I went into the kitchen and got a glass of water, then realized I was pretty hungry. I opened the freezer, trying to remember if I still had push-up pops in there, but it was just musty ice trays and the pile of TV dinners. My hand reached into the crevice in the back, past the Fried Chicken and the Beans n’ Franks and the dreaded Veal Parmagiana, until I found it. Salisbury Steak. I knew it was basically just meatloaf, but there was always something I loved about that little oval patty with the name that sounded royal. It was just about all I had left that had ever felt special.

I turned on the oven and tore open the cardboard box. The aluminum tray felt cold and heavy as I slid it onto the rack. I listened to the oven pop and click while I sat on the floor, looking at the empty package. I didn’t really believe Gina about the words on the Ritz Crackers, but I thought if I stared really hard, like it was one of those Magic Eye puzzles, I might see a message. Some secret wisdom hidden in the gravied meat, potatoes, peas, and cobbler. It didn’t seem like all that much to ask.
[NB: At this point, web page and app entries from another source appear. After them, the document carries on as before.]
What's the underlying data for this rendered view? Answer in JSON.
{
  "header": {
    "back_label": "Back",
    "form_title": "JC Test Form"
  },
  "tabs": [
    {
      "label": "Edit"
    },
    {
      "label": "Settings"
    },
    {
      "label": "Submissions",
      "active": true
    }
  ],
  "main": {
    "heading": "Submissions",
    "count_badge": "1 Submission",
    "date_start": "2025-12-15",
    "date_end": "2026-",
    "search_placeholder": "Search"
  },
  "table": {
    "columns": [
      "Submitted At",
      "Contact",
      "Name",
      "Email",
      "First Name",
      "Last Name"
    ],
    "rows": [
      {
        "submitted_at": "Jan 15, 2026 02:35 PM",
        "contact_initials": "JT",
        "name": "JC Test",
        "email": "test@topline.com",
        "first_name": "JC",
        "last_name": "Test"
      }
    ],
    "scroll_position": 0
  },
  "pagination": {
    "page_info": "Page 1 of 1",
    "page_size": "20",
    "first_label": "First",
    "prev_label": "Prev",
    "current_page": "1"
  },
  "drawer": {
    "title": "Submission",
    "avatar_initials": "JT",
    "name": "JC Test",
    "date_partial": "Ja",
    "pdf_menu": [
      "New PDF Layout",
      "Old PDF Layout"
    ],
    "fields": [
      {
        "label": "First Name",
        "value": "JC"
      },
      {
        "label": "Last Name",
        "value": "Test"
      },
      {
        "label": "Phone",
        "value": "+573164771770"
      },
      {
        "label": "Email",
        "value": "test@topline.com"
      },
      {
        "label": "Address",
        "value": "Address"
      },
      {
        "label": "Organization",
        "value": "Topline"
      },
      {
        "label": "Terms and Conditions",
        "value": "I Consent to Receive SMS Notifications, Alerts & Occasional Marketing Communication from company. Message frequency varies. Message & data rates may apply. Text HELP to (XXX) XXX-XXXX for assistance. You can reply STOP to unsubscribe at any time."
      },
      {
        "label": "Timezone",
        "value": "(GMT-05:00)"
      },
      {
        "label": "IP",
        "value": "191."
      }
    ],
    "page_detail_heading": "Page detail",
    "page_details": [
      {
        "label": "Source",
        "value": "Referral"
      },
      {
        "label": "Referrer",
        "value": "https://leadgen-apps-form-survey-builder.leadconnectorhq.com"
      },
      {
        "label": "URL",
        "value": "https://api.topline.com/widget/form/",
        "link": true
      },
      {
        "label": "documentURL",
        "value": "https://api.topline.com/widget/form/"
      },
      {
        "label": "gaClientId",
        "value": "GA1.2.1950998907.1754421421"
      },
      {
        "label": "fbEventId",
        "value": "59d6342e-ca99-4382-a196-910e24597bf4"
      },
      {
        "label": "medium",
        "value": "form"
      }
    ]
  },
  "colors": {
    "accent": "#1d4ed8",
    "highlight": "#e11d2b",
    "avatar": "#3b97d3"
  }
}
My concentration broke when someone knocked on the door. I got up and saw a guy in a faded tie-dye t-shirt with a hole near the neck. He had dark eyes, thick stubble, and scraggly black hair streaked with gray. At first I didn’t recognize him, but then I had a vague memory that he was one of my mom’s flings from a long time ago. One of the decent ones, I was pretty sure. I opened the door.

“Hey …” he said, sizing me up. Then he pointed his finger. “Tasha, right?”

“Right,” I said.

“Man, you’re all grown up now!” I didn’t say anything, and he gave me a pouty face. “You don’t remember me?”

“Kind of,” I said. I thought maybe I remembered all of us being on a boat together, but I wasn’t sure. I didn’t want to say anything in case that was somebody else.

“I guess that was a long time ago. You were like this big.” His hand bounced around the general height of my torso. “Me and your mom had some good times,” he said. “I’m Alvo.”

I recognized the name. It was one of many lodged into my brain. All jumbled up together, like a drawer full of keys you didn’t think you’d ever need again but hadn’t ever bothered to throw out.

“Well, she’s not here,” I said. “She’s out of town for a while.”

“Damn,” he said. “I was just passing through. Been a while since I’ve seen her and I thought I’d say hello.” He reached up and wiped some sweat off his face. “Man, it’s hot out here. You mind if I come in and have something to drink?”

I nodded and stepped out of his way. “Do you want a glass of water?” I asked. “Or I think we might still have some orange juice.”

“Brought my own,” he said, giving me a wink. He sat down on the couch and pulled a six-pack of Olympia beer out of his backpack. “You want one? I mean, I know you can’t be twenty-one yet, but I won’t tell.” Like there’s anyone to tell, I thought. Like she’d even care. I sat next to him and popped open a can.

“So what’s your mom up to these days? The last time I seen her …” I half-listened while he told the story, some festival where they’d crossed paths and rekindled old times in some manner. I didn’t really want to know the details. The beer tasted sweet and cool and it felt good to talk to someone who knew my mom, even if it was just for a month here and a week there, whatever it had been, all those years ago. I traced little spirals with my finger in the drops that frosted the can, and then it was empty and he gave me another one, and I listened to him talk some more, and then I traced new spirally shapes on the can I had after that, and then my finger was tracing shapes on Alvo. And then there was no more beer but it didn’t matter, I didn’t need one, I didn’t need anything, or so I wanted to think, not even the Salisbury Steak that I smelled burning as I slipped my shirt over my head. The next day I would reach into the oven for the blackened tray, the meat charred into a lump of coal, my thighs and chest so scratched from stubble that it would take all summer for the little pinprick scabs to fade away.


About the Author:

Jenny Hayes

Jenny Hayes grew up in Berkeley, California, and now lives in Seattle. She is a graduate of the low-residency MFA program at U.C. Riverside – Palm Desert, and her writing has appeared in Geometry, Litro NY, Jenny Magazine, and elsewhere.